For many Aussies, the super system is a complex, difficult-to-navigate maze. They either choose or are allocated a super fund when they first start working and, each time they change jobs, they may get allocated a new super fund account.
As a result, many Aussies have accumulated multiple super accounts, which means they need to pay fees several times. One way of avoiding this scenario is to take that original super fund with you to your next job. Still, you may find a better performing fund or one with fewer fees.
Suppose you choose to open a new account. In that case, you can rollover your super balance and consolidate it into one super fund if both super funds allow rollovers. If you’re receiving super contributions from your employer, you may need to inform them to make contributions to the new super fund.

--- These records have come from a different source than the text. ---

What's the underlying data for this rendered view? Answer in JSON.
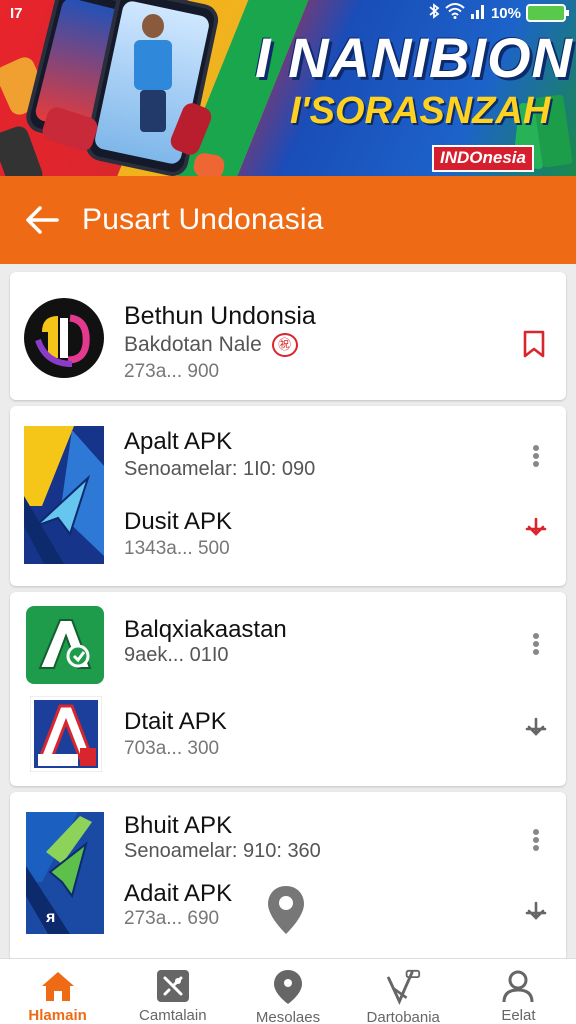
{
  "status_bar": {
    "left_text": "I7",
    "right_text": "10%",
    "icons": [
      "bluetooth-icon",
      "wifi-icon",
      "signal-icon",
      "battery-icon"
    ]
  },
  "banner": {
    "title": "I NANIBION",
    "subtitle": "I'SORASNZAH",
    "tag": "INDOnesia"
  },
  "header": {
    "title": "Pusart Undonasia",
    "back_icon": "arrow-left-icon"
  },
  "cards": [
    {
      "items": [
        {
          "title": "Bethun Undonsia",
          "subtitle": "Bakdotan Nale",
          "badge": "㊗",
          "meta": "273a... 900",
          "action_icon": "bookmark-icon"
        }
      ]
    },
    {
      "items": [
        {
          "title": "Apalt APK",
          "subtitle": "Senoamelar: 1I0: 090",
          "action_icon": "more-vertical-icon"
        },
        {
          "title": "Dusit APK",
          "meta": "1343a... 500",
          "action_icon": "download-icon"
        }
      ]
    },
    {
      "items": [
        {
          "title": "Balqxiakaastan",
          "subtitle": "9aek... 01I0",
          "action_icon": "more-vertical-icon"
        },
        {
          "title": "Dtait APK",
          "meta": "703a... 300",
          "action_icon": "download-icon"
        }
      ]
    },
    {
      "items": [
        {
          "title": "Bhuit APK",
          "subtitle": "Senoamelar: 910: 360",
          "action_icon": "more-vertical-icon"
        },
        {
          "title": "Adait APK",
          "meta": "273a... 690",
          "action_icon": "download-icon"
        }
      ]
    }
  ],
  "bottom_nav": [
    {
      "label": "Hlamain",
      "icon": "home-icon",
      "active": true
    },
    {
      "label": "Camtalain",
      "icon": "gallery-icon",
      "active": false
    },
    {
      "label": "Mesolaes",
      "icon": "location-pin-icon",
      "active": false
    },
    {
      "label": "Dartobania",
      "icon": "offers-icon",
      "active": false
    },
    {
      "label": "Eelat",
      "icon": "profile-icon",
      "active": false
    }
  ],
  "colors": {
    "accent": "#ee6a15",
    "danger": "#d9262e",
    "text": "#111111"
  }
}
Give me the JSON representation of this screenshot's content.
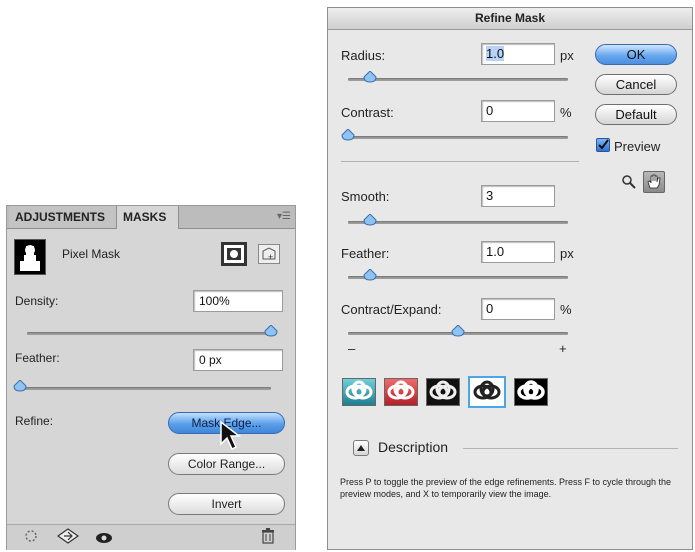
{
  "masks_panel": {
    "tabs": [
      "ADJUSTMENTS",
      "MASKS"
    ],
    "pixel_mask_label": "Pixel Mask",
    "density": {
      "label": "Density:",
      "value": "100%",
      "level": 1.0
    },
    "feather": {
      "label": "Feather:",
      "value": "0 px",
      "level": 0.0
    },
    "refine_label": "Refine:",
    "buttons": {
      "mask_edge": "Mask Edge...",
      "color_range": "Color Range...",
      "invert": "Invert"
    }
  },
  "refine_dialog": {
    "title": "Refine Mask",
    "fields": {
      "radius": {
        "label": "Radius:",
        "value": "1.0",
        "unit": "px",
        "level": 0.1
      },
      "contrast": {
        "label": "Contrast:",
        "value": "0",
        "unit": "%",
        "level": 0.0
      },
      "smooth": {
        "label": "Smooth:",
        "value": "3",
        "unit": "",
        "level": 0.1
      },
      "feather": {
        "label": "Feather:",
        "value": "1.0",
        "unit": "px",
        "level": 0.1
      },
      "contract_expand": {
        "label": "Contract/Expand:",
        "value": "0",
        "unit": "%",
        "level": 0.5
      }
    },
    "minus": "–",
    "plus": "+",
    "buttons": {
      "ok": "OK",
      "cancel": "Cancel",
      "default": "Default"
    },
    "preview": {
      "label": "Preview",
      "checked": true
    },
    "description_heading": "Description",
    "description_text": "Press P to toggle the preview of the edge refinements. Press F to cycle through the preview modes, and X to temporarily view the image."
  },
  "colors": {
    "accent_blue": "#4a8fe0",
    "panel_bg": "#d6d6d6",
    "dialog_bg": "#e8e8e8"
  }
}
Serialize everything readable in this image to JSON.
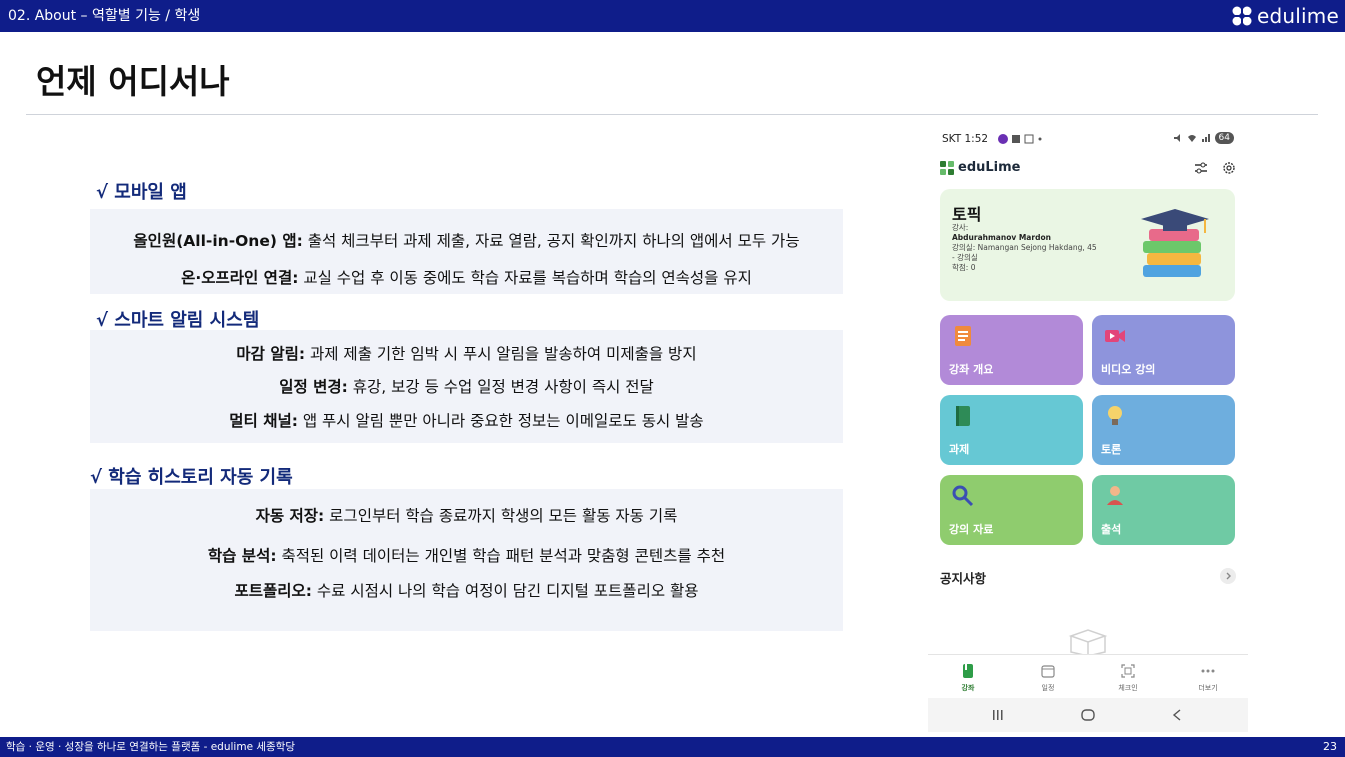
{
  "header": {
    "breadcrumb": "02. About – 역할별 기능 / 학생",
    "brand": "edulime"
  },
  "page_title": "언제 어디서나",
  "sections": [
    {
      "heading": "√ 모바일 앱",
      "lines": [
        {
          "bold": "올인원(All-in-One) 앱:",
          "text": " 출석 체크부터 과제 제출, 자료 열람, 공지 확인까지 하나의 앱에서 모두 가능"
        },
        {
          "bold": "온·오프라인 연결:",
          "text": " 교실 수업 후 이동 중에도 학습 자료를 복습하며 학습의 연속성을 유지"
        }
      ]
    },
    {
      "heading": "√ 스마트 알림 시스템",
      "lines": [
        {
          "bold": "마감 알림:",
          "text": " 과제 제출 기한 임박 시 푸시 알림을 발송하여 미제출을 방지"
        },
        {
          "bold": "일정 변경:",
          "text": " 휴강, 보강 등 수업 일정 변경 사항이 즉시 전달"
        },
        {
          "bold": "멀티 채널:",
          "text": " 앱 푸시 알림 뿐만 아니라 중요한 정보는 이메일로도 동시 발송"
        }
      ]
    },
    {
      "heading": "√ 학습 히스토리 자동 기록",
      "lines": [
        {
          "bold": "자동 저장:",
          "text": " 로그인부터 학습 종료까지 학생의 모든 활동 자동 기록"
        },
        {
          "bold": "학습 분석:",
          "text": " 축적된 이력 데이터는 개인별 학습 패턴 분석과 맞춤형 콘텐츠를 추천"
        },
        {
          "bold": "포트폴리오:",
          "text": " 수료 시점시 나의 학습 여정이 담긴 디지털 포트폴리오 활용"
        }
      ]
    }
  ],
  "phone": {
    "status": {
      "time": "SKT 1:52",
      "battery": "64"
    },
    "app_name": "eduLime",
    "topic": {
      "title": "토픽",
      "teacher_label": "강사:",
      "teacher_name": "Abdurahmanov Mardon",
      "room": "강의실: Namangan Sejong Hakdang, 45",
      "room_extra": "- 강의실",
      "credits": "학점: 0"
    },
    "tiles": [
      {
        "label": "강좌 개요",
        "color": "#b28ad8",
        "icon": "document-icon"
      },
      {
        "label": "비디오 강의",
        "color": "#8e94dc",
        "icon": "video-camera-icon"
      },
      {
        "label": "과제",
        "color": "#66c8d4",
        "icon": "notebook-icon"
      },
      {
        "label": "토론",
        "color": "#6eaede",
        "icon": "lightbulb-icon"
      },
      {
        "label": "강의 자료",
        "color": "#8fcc6e",
        "icon": "magnifier-icon"
      },
      {
        "label": "출석",
        "color": "#6fcaa4",
        "icon": "person-icon"
      }
    ],
    "notice_label": "공지사항",
    "nav": [
      {
        "label": "강좌",
        "icon": "course-icon",
        "active": true
      },
      {
        "label": "일정",
        "icon": "calendar-icon",
        "active": false
      },
      {
        "label": "체크인",
        "icon": "qr-scan-icon",
        "active": false
      },
      {
        "label": "더보기",
        "icon": "more-icon",
        "active": false
      }
    ]
  },
  "footer": {
    "text": "학습 · 운영 · 성장을 하나로  연결하는 플랫폼 - edulime 세종학당",
    "page": "23"
  }
}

You may also need to rollover your super balance if you’re a member of a super fund meant for employees of a particular industry or corporation and are changing jobs. You could then choose to rollover your super benefits into the fund allocated by your new employer. Alternatively, you could move your super to an eligible rollover super fund. You should consider checking with your super fund provider if you need to pay any fees or taxes for the rollover. Also, find out if the new super fund offers similar or better benefits than your present super fund, including insurance.
When do I have to pay a superannuation rollover tax?
Typically, you don’t need to pay taxes on rolled-over super benefits or report a rollover of super benefits on your tax return. However, some of your super benefits like interest may be untaxed. When you request a rollover, your super fund provider may withhold tax on this untaxed part, but this should be reflected in your super benefits statement.
Furthermore, when you receive such untaxed super benefits in a new super fund, they are considered personal super contributions. You can usually make personal contributions of up to $100,000 if your super balance was less than $1.6 million at the end of the previous year. If the untaxed super benefits you receive exceed the $100,000 cap, you may have to pay tax at a non-concessional rate.
Your super fund provider may also withhold tax before rolling over your benefits under other circumstances. This includes if they find that the untaxed part of your super balance exceeds the untaxed plan cap amount. For the 2020–21 financial year, this cap is $1.565 million, while in 2019–20 it was $1.515 million. The tax withholding could also include a Medicare levy and a temporary budget repair levy. Given these somewhat complicated tax implications, you should consider consulting with your financial adviser before you initiate a super benefit rollover.
How do I rollover my super benefits?
Once you’re sure that you can rollover your super benefits from one fund to another you have multiple options to action the request. You can place a super rollover initiation request by logging into your myGov account or completing and filing a paper form. If you’re rolling over your super benefits to a self-managed super fund, you’ll have to complete a different form.
Initiating the request via your myGov account can simplify the process as you won’t need to submit your identity documents. You should remember that your entire super balance will be rolled over to the new super fund account. If you’re considering a partial rollover, you should check if your super fund provider allows such a rollover. Also, remember that you can’t withdraw any part of your super balance.